** Opening SOURCE MATERIAL block **

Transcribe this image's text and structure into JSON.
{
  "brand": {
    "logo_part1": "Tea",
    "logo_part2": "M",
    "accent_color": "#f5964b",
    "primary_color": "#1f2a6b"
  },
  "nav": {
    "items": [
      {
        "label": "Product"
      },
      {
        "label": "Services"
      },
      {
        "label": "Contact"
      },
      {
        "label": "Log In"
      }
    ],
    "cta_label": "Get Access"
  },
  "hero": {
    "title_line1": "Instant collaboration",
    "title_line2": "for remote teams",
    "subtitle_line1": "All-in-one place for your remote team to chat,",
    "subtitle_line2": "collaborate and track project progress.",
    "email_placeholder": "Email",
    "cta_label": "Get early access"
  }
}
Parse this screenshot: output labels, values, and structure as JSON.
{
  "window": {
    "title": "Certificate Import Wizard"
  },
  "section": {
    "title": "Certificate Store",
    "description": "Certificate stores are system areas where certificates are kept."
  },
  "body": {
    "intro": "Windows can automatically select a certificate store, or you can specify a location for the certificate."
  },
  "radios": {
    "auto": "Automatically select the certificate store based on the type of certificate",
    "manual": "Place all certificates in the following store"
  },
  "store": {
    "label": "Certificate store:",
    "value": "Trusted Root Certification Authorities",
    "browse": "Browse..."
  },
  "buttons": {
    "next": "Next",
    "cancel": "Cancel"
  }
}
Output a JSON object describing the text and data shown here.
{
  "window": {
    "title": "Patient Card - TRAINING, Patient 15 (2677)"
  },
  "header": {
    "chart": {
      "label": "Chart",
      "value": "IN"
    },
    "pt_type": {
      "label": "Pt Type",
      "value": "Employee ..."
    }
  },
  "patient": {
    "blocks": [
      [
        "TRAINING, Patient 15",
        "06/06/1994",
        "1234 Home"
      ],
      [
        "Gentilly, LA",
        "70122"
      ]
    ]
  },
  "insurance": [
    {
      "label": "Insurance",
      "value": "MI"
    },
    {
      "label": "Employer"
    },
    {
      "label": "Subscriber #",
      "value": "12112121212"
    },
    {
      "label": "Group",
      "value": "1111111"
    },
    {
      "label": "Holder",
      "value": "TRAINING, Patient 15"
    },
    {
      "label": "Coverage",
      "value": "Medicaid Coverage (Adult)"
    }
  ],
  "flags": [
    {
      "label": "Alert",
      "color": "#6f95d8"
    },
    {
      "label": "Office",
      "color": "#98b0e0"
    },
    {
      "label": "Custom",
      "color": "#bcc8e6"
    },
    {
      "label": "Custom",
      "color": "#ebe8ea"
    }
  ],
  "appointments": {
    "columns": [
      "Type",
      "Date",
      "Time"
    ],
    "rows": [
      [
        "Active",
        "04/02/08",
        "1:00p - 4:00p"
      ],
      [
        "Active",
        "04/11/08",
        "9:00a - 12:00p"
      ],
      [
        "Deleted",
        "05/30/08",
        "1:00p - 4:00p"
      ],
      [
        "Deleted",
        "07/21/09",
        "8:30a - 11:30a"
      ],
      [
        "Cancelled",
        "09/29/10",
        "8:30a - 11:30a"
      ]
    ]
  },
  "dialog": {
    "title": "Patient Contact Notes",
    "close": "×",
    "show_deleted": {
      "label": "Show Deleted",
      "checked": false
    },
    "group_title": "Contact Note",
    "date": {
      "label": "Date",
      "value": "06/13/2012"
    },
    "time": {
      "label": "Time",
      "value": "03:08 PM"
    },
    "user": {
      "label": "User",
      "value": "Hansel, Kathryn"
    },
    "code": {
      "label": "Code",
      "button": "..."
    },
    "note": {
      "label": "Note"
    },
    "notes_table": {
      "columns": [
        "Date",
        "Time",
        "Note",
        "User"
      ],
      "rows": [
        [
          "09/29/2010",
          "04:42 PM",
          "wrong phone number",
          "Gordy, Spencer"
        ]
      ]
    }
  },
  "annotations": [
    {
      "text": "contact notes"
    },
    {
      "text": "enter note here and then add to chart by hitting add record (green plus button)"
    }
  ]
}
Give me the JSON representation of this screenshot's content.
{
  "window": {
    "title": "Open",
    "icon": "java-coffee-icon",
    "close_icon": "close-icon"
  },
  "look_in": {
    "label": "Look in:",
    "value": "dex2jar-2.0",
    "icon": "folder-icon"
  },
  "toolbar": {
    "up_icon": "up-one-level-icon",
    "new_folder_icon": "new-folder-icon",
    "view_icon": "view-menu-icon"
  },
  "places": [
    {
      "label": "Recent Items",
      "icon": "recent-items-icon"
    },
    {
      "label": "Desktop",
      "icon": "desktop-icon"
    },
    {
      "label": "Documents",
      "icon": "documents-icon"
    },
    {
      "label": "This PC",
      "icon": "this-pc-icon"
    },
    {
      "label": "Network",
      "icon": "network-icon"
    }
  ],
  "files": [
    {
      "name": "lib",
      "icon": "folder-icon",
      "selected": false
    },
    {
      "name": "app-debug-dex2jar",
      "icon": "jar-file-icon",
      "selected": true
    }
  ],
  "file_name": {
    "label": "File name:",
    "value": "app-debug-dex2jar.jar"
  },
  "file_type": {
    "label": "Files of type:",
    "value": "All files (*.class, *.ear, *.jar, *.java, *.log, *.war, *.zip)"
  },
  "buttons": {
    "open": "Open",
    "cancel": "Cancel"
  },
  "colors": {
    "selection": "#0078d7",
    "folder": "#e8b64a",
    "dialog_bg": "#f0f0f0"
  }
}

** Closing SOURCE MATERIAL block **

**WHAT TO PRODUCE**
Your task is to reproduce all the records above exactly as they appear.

**OUTPUT OF THE EXERCISE**
Transcribe this image's text and structure into JSON.
{
  "brand": {
    "logo_part1": "Tea",
    "logo_part2": "M",
    "accent_color": "#f5964b",
    "primary_color": "#1f2a6b"
  },
  "nav": {
    "items": [
      {
        "label": "Product"
      },
      {
        "label": "Services"
      },
      {
        "label": "Contact"
      },
      {
        "label": "Log In"
      }
    ],
    "cta_label": "Get Access"
  },
  "hero": {
    "title_line1": "Instant collaboration",
    "title_line2": "for remote teams",
    "subtitle_line1": "All-in-one place for your remote team to chat,",
    "subtitle_line2": "collaborate and track project progress.",
    "email_placeholder": "Email",
    "cta_label": "Get early access"
  }
}
Parse this screenshot: output labels, values, and structure as JSON.
{
  "window": {
    "title": "Certificate Import Wizard"
  },
  "section": {
    "title": "Certificate Store",
    "description": "Certificate stores are system areas where certificates are kept."
  },
  "body": {
    "intro": "Windows can automatically select a certificate store, or you can specify a location for the certificate."
  },
  "radios": {
    "auto": "Automatically select the certificate store based on the type of certificate",
    "manual": "Place all certificates in the following store"
  },
  "store": {
    "label": "Certificate store:",
    "value": "Trusted Root Certification Authorities",
    "browse": "Browse..."
  },
  "buttons": {
    "next": "Next",
    "cancel": "Cancel"
  }
}
Output a JSON object describing the text and data shown here.
{
  "window": {
    "title": "Patient Card - TRAINING, Patient 15 (2677)"
  },
  "header": {
    "chart": {
      "label": "Chart",
      "value": "IN"
    },
    "pt_type": {
      "label": "Pt Type",
      "value": "Employee ..."
    }
  },
  "patient": {
    "blocks": [
      [
        "TRAINING, Patient 15",
        "06/06/1994",
        "1234 Home"
      ],
      [
        "Gentilly, LA",
        "70122"
      ]
    ]
  },
  "insurance": [
    {
      "label": "Insurance",
      "value": "MI"
    },
    {
      "label": "Employer"
    },
    {
      "label": "Subscriber #",
      "value": "12112121212"
    },
    {
      "label": "Group",
      "value": "1111111"
    },
    {
      "label": "Holder",
      "value": "TRAINING, Patient 15"
    },
    {
      "label": "Coverage",
      "value": "Medicaid Coverage (Adult)"
    }
  ],
  "flags": [
    {
      "label": "Alert",
      "color": "#6f95d8"
    },
    {
      "label": "Office",
      "color": "#98b0e0"
    },
    {
      "label": "Custom",
      "color": "#bcc8e6"
    },
    {
      "label": "Custom",
      "color": "#ebe8ea"
    }
  ],
  "appointments": {
    "columns": [
      "Type",
      "Date",
      "Time"
    ],
    "rows": [
      [
        "Active",
        "04/02/08",
        "1:00p - 4:00p"
      ],
      [
        "Active",
        "04/11/08",
        "9:00a - 12:00p"
      ],
      [
        "Deleted",
        "05/30/08",
        "1:00p - 4:00p"
      ],
      [
        "Deleted",
        "07/21/09",
        "8:30a - 11:30a"
      ],
      [
        "Cancelled",
        "09/29/10",
        "8:30a - 11:30a"
      ]
    ]
  },
  "dialog": {
    "title": "Patient Contact Notes",
    "close": "×",
    "show_deleted": {
      "label": "Show Deleted",
      "checked": false
    },
    "group_title": "Contact Note",
    "date": {
      "label": "Date",
      "value": "06/13/2012"
    },
    "time": {
      "label": "Time",
      "value": "03:08 PM"
    },
    "user": {
      "label": "User",
      "value": "Hansel, Kathryn"
    },
    "code": {
      "label": "Code",
      "button": "..."
    },
    "note": {
      "label": "Note"
    },
    "notes_table": {
      "columns": [
        "Date",
        "Time",
        "Note",
        "User"
      ],
      "rows": [
        [
          "09/29/2010",
          "04:42 PM",
          "wrong phone number",
          "Gordy, Spencer"
        ]
      ]
    }
  },
  "annotations": [
    {
      "text": "contact notes"
    },
    {
      "text": "enter note here and then add to chart by hitting add record (green plus button)"
    }
  ]
}
Give me the JSON representation of this screenshot's content.
{
  "window": {
    "title": "Open",
    "icon": "java-coffee-icon",
    "close_icon": "close-icon"
  },
  "look_in": {
    "label": "Look in:",
    "value": "dex2jar-2.0",
    "icon": "folder-icon"
  },
  "toolbar": {
    "up_icon": "up-one-level-icon",
    "new_folder_icon": "new-folder-icon",
    "view_icon": "view-menu-icon"
  },
  "places": [
    {
      "label": "Recent Items",
      "icon": "recent-items-icon"
    },
    {
      "label": "Desktop",
      "icon": "desktop-icon"
    },
    {
      "label": "Documents",
      "icon": "documents-icon"
    },
    {
      "label": "This PC",
      "icon": "this-pc-icon"
    },
    {
      "label": "Network",
      "icon": "network-icon"
    }
  ],
  "files": [
    {
      "name": "lib",
      "icon": "folder-icon",
      "selected": false
    },
    {
      "name": "app-debug-dex2jar",
      "icon": "jar-file-icon",
      "selected": true
    }
  ],
  "file_name": {
    "label": "File name:",
    "value": "app-debug-dex2jar.jar"
  },
  "file_type": {
    "label": "Files of type:",
    "value": "All files (*.class, *.ear, *.jar, *.java, *.log, *.war, *.zip)"
  },
  "buttons": {
    "open": "Open",
    "cancel": "Cancel"
  },
  "colors": {
    "selection": "#0078d7",
    "folder": "#e8b64a",
    "dialog_bg": "#f0f0f0"
  }
}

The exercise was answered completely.